Now, for example, when they lie and tell me that since I just renwed my contract for two years through a special promotion, they won't make me re-renew it again when I buy a new phone three weeks later... and then they make me re-renew my contract when I buy a new phone, I can actually get them to honor their commitment by badgering a customer service rep on live chat for about 10 minutes. (I love live chat.)

And, now, when they charge me an $18 "upgrade fee" for - I think I have this correct - the right to buy a new Sprint phone that cost more than my last three phones combined, I can get the nonsensical charge reversed by calling customer service and asking them three times to reverse the charge. (The first two times I asked, I was told there was absolutely, positively, no way they could change it, because it was their policy. Apparently, the cliche is true: The third time really is the charm.)
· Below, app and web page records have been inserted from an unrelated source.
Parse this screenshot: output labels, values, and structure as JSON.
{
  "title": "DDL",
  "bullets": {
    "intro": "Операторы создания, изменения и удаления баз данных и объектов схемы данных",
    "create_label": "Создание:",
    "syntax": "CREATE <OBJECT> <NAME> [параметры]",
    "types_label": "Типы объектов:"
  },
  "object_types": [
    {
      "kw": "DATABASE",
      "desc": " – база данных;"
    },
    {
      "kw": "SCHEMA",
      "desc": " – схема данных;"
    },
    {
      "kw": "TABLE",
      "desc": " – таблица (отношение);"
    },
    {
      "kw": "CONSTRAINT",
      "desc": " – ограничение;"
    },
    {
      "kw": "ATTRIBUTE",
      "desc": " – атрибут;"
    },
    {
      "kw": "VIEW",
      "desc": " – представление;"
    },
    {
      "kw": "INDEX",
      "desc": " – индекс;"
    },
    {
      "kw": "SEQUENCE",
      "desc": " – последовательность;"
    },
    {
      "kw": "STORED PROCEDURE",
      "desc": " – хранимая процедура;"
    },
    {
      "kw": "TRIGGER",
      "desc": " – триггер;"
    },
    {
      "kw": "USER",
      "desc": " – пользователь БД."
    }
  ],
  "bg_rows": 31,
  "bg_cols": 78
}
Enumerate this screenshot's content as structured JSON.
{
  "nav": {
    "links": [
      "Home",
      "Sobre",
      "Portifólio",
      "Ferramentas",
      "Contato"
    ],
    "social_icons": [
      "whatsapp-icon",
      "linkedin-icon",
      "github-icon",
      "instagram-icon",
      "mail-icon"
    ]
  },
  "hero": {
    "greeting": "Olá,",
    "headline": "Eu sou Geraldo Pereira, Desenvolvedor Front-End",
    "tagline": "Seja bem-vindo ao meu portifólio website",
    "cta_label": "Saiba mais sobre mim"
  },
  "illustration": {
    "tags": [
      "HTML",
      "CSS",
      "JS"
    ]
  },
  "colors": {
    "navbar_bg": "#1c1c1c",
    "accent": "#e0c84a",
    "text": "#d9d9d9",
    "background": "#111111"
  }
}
And, now, when the Fancy New Phone I've bought is eligible for a $100 mail-in rebate, I get an confirmation email from the company a scant five weeks after sending in my receipt, telling me that the "rebate is in the final stages of processing and should be mailed to [me] within the next three weeks."

If whatever they're doing to "process" a check is going to take three more weeks, I'm thinking that they're still a little closer to the preliminary stages at this point.

April 8, 2010

Separated at birth, black cassock edition

This was the front page of the New York Times website a few days ago:

The dude in the main photo is a Vatican priest who landed in some matzoh ball soup* for comparing the criticism of the Catholic Church's latest sex abuse scandals to persecution of the Jews. Which, as you might imagine, didn't sit too well with a whole lot of Jewish people. And, apparently, it wasn't particularly well received by advocates for sex abuse victims, either. I have to imagine that's a pretty rare double-whammy in terms of groups being offended by a single comment.

Upon reading the story, I had two main thoughts:
1) That was sort of a dumb thing to say; and
2) I'm almost sure I've never met Raniero Cantalamessa before, but, golly he looks familiar.

And then I thought: Sure! I know where I've seen this guy before! The short white hair, the close-cropped white beard, the glasses, the black turtlenecky thing, the somewhat imperial stance behind a lectern on a stage. Why, that's not Raniero Cantalamessa at all! It's Steve Jobs!

Well, I guess if the priest gig doesn't work out, Raniero could always move to Cupertino and hawk iPads.

* That's Jewish hot water. 10 points if you figured it out without checking this footnote

April 2, 2010

I think it's "i before e except after gg"

Whoever edits the Los Angeles Times website is doing such an awesome job these days. To wit, an excerpt from a police blotter item posted last night on the always-fascinating L.A. Now page:

The attacker is described as Latino, 20 to 30 years old and unshaven. He was wearing a baggie black hoodie and baggy black pants, police said.

I feel like that description is really going to help narrow the suspect list a lot. Also, nice to see that "hoodie" is now acceptable newspaper writing.